If your condition necessitates it, or if you don’t have the support you need at home, your doctor may recommend spending time at a rehabilitation or nursing facility first.

Most people recover within 3 months, although it may take 6 months or longer for some people to recover fully.

Find out how your body will adjust to the new knee.

If you live in a multiple-story house, prepare a bed and space on the ground floor so that you can avoid the stairs when you first return.

Make sure the house is free of obstructions and hazards, including power cords, area rugs, clutter, and furniture. Focus on pathways, hallways, and other places you are likely to walk through.

Make sure that:

  • handrails are secure
  • a grab bar is available in the tub or shower

You may also require a bath or shower seat.

Get more details on how to prepare your home.

Some surgeons recommend using a CPM (continuous passive motion) machine in the hospital as well as at home while lying in bed.

A CPM machine helps increase knee motion during the first few weeks after surgery.

It can:

  • slow the development of scar tissue
  • help you maximize your early range of motion following your operation

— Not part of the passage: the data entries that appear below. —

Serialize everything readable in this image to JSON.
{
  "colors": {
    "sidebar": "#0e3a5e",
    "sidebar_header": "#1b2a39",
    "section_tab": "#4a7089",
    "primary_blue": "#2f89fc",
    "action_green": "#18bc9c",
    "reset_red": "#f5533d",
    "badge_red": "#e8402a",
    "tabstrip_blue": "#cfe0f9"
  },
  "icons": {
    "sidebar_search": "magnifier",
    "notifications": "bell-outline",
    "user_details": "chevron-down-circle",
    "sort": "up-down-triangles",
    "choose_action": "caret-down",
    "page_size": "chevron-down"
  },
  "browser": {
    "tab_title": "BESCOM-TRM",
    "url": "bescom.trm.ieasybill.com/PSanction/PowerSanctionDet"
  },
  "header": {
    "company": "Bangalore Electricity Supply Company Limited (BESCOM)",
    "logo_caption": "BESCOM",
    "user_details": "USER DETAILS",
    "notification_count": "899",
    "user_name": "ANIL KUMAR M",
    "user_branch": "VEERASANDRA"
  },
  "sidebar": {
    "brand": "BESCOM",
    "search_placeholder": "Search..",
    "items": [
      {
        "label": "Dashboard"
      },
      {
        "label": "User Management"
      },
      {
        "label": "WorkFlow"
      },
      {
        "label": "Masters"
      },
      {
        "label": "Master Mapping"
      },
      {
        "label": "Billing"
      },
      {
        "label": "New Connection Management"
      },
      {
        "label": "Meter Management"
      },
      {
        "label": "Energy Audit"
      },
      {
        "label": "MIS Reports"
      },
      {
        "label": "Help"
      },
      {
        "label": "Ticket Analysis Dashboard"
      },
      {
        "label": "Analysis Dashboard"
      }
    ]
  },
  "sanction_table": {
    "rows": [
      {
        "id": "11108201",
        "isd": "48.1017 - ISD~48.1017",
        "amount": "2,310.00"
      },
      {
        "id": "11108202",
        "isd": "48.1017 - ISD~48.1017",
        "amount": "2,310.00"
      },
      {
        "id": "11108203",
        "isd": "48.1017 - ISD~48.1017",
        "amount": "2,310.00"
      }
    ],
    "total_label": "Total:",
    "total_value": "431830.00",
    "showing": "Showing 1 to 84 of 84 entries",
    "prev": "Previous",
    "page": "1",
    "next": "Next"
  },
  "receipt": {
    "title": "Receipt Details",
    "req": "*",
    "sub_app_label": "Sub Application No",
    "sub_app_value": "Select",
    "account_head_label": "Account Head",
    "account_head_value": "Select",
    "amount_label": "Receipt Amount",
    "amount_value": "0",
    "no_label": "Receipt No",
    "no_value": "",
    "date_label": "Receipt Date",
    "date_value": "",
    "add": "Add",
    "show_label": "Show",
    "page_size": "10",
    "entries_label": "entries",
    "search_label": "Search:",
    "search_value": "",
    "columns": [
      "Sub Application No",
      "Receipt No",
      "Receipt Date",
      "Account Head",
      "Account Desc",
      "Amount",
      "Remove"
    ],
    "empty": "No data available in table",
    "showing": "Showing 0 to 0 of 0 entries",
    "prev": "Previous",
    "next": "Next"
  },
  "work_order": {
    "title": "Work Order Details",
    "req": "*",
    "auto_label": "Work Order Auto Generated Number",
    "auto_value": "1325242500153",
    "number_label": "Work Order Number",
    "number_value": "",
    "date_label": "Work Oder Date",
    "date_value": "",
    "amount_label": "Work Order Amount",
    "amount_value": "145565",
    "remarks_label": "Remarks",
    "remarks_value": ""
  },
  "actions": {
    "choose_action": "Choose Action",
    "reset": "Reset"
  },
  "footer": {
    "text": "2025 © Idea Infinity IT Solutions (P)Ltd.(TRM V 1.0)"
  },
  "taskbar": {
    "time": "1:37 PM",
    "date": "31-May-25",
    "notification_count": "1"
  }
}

If you are sent home with a CPM machine you should use it exactly as prescribed.

Your doctor will prescribe any mobility equipment that you will need, such as a walker, crutches, or a cane.

Learn how knee surgery will affect your daily life during recovery.

Most patients require an assistive device (walker, crutches, or cane) for approximately 3 weeks after knee replacement surgery although this varies significantly from patient to patient.

You will also be able to do low-impact exercise such as riding a stationary bike, walking, and swimming after 6–8 weeks. Your physical therapist can advise you on introducing new activities during this time.

You should avoid running, jumping, as well as other high-impact activities.

Discuss with your orthopedic surgeon any questions concerning your activities.

Learn more about setting realistic expectations after surgery.

According to research, more than 82 percent of total knee replacements are still functioning 25 years later. However, wear and tear can adversely affect its performance and lifespan.

Younger people are more likely to need a revision at some point during their lifetime, mainly due to a more active lifestyle. Consult with a doctor about your particular situation.